Sonderman clears the greenhouse floors on Friday, November 19, 2014. The floors must be cleared for Tucker Greenhouse's daily visitors.
Barbara props up a wet floor sign after watering the plants in Tucker Greenhouse on Friday, November 19, 2014. The cement floors of the greenhouse can be dangerously slick for visitors.

An average day at Tucker Greenhouse begins with Sonderman checking her mail and emails. She usually find that she is being requested to do several things, including setting up tours of the greenhouse. Sonderman hosts all kinds of visitors, from elementary school students to adults. 

Barbara's Office

Barbara's Office

Barbra Sonderman catches up on emails in her office located in Tucker Greenhouse on Tuesday, November 18, 2014. Sonderman has several plants of her own growing in her office. 

After checking her mail, Sonderman begins to water the plants of Tucker Greenhouse. The greenhouse has numerous rooms, and each room has different plants that require differrent amounts of water. For example, the tropical room requires much more moisture than the desert room.  

After watering, she trims the plants and pulls off dead leaves. Many of the plants have to be trimmed in order to clear the greenhouse walkways for visitors. Sonderman also sweeps the floors so that all the water and plant remains are out of the way. 

Finally, Sonderman searches for insect pests that may be harming the plants. The greenhouse has seen an abundance of mosquitoes this season. 

In addition to Tucker Greenhouse, Sonderman also works at the Botany Greenhouse at Research Park. Tucker Greenhouse is used for teaching purposes, whereas Botany Greenhouse is strictly used for research purposes.
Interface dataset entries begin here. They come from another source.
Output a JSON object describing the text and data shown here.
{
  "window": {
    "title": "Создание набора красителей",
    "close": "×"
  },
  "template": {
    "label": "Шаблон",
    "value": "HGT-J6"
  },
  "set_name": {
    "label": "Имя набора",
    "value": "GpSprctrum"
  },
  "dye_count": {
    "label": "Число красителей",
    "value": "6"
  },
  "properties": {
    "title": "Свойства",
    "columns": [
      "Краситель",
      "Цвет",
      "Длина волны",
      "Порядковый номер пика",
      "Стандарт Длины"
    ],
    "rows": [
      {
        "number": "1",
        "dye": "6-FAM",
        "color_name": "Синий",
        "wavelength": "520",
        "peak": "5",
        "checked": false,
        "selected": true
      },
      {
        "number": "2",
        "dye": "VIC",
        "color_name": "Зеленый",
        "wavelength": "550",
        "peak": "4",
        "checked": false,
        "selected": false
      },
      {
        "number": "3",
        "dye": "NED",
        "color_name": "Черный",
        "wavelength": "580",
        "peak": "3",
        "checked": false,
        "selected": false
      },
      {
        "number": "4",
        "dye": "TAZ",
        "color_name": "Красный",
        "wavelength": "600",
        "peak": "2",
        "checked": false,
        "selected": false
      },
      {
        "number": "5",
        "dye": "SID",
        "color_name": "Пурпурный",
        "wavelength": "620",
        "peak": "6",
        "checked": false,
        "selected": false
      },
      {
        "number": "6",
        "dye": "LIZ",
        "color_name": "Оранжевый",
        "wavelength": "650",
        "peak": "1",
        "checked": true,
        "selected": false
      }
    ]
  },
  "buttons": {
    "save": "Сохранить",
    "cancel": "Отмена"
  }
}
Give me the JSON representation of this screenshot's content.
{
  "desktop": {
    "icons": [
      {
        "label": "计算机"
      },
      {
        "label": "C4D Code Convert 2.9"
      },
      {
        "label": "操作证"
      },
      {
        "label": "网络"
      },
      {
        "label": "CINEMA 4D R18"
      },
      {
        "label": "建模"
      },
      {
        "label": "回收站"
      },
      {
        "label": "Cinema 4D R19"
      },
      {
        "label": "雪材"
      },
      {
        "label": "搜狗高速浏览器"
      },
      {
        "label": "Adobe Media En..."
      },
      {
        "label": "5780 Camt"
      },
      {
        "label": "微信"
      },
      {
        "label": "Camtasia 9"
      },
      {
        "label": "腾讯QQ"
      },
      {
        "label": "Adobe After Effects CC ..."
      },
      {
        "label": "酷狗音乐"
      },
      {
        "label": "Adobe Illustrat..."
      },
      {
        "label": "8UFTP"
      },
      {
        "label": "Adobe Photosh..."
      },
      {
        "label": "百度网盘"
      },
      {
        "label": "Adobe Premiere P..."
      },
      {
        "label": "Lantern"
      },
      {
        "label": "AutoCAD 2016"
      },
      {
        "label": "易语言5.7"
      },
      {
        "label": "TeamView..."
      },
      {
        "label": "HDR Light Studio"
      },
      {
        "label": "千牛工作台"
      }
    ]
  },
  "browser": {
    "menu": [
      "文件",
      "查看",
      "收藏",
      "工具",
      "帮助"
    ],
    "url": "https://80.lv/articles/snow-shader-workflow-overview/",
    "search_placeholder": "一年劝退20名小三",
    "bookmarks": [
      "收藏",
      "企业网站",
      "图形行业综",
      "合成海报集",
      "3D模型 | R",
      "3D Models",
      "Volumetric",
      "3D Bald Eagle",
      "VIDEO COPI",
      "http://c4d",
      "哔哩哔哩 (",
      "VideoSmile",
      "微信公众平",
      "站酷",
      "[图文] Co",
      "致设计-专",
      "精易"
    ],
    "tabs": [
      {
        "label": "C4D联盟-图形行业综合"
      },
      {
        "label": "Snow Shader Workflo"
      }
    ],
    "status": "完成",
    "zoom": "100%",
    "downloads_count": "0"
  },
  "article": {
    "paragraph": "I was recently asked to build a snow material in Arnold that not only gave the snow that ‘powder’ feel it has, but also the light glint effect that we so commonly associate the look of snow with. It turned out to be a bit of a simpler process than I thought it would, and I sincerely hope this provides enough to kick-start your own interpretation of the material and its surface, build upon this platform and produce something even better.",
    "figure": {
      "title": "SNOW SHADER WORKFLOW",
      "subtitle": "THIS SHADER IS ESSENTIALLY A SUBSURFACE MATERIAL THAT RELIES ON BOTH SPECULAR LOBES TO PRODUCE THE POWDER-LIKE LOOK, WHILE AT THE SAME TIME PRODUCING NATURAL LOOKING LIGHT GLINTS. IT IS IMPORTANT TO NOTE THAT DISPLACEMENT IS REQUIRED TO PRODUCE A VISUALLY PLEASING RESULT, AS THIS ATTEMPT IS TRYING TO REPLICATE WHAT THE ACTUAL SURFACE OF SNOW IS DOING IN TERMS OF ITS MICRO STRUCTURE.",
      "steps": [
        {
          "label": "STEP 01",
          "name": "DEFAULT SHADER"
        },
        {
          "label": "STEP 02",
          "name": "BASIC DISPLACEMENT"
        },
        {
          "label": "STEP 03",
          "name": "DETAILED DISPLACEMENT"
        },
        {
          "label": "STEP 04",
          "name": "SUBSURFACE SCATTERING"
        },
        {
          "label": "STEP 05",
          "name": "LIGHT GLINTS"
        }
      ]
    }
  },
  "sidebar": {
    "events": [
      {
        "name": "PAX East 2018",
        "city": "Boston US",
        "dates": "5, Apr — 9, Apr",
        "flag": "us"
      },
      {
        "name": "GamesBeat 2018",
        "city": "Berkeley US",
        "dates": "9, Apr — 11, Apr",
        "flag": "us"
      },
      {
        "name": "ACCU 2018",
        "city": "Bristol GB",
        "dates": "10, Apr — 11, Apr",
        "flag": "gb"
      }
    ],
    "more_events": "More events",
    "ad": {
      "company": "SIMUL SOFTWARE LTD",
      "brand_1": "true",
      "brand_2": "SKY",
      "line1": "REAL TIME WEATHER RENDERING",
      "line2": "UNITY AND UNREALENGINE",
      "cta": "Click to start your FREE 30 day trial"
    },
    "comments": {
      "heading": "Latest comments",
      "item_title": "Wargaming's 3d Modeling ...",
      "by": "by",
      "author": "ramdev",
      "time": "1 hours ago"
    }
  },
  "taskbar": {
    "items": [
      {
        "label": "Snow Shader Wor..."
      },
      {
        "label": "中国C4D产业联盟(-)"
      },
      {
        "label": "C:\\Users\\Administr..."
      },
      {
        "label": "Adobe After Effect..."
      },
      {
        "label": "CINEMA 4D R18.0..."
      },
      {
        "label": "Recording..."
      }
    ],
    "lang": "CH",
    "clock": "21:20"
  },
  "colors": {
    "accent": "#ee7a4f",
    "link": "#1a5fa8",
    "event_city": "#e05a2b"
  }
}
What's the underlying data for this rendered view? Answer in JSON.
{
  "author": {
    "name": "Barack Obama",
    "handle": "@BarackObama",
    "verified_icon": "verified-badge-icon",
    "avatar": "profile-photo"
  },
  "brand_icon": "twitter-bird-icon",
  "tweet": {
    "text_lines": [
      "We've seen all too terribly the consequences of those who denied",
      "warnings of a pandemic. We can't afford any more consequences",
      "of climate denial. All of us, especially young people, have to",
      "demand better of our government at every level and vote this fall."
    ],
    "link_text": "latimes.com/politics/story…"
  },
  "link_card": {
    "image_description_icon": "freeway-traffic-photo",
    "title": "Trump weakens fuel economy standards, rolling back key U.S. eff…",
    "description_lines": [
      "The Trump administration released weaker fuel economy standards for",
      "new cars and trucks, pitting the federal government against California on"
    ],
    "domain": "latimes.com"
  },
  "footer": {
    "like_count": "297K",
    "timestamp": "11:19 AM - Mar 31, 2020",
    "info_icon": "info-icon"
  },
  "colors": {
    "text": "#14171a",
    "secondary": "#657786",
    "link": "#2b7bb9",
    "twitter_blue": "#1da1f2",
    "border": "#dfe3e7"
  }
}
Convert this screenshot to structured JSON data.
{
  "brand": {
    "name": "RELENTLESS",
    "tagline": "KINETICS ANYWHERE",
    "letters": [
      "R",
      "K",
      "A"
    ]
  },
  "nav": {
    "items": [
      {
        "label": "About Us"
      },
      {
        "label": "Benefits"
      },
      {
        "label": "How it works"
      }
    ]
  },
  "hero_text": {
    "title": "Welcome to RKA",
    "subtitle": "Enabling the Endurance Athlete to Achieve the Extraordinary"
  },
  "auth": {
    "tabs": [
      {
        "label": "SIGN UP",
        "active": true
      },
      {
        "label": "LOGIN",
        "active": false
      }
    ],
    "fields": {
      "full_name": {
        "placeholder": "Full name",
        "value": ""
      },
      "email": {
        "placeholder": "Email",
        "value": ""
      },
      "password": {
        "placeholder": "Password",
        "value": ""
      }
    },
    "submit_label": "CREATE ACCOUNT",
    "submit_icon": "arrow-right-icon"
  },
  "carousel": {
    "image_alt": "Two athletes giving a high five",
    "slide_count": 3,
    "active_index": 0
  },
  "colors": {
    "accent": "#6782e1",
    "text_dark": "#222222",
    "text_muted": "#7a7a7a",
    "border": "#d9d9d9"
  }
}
Sonderman visits Botany Greenhouse a couple times a day to check on her growth chambers. 

"I really am very busy, and very rarely do I sit down - and that's good," says Sonderman.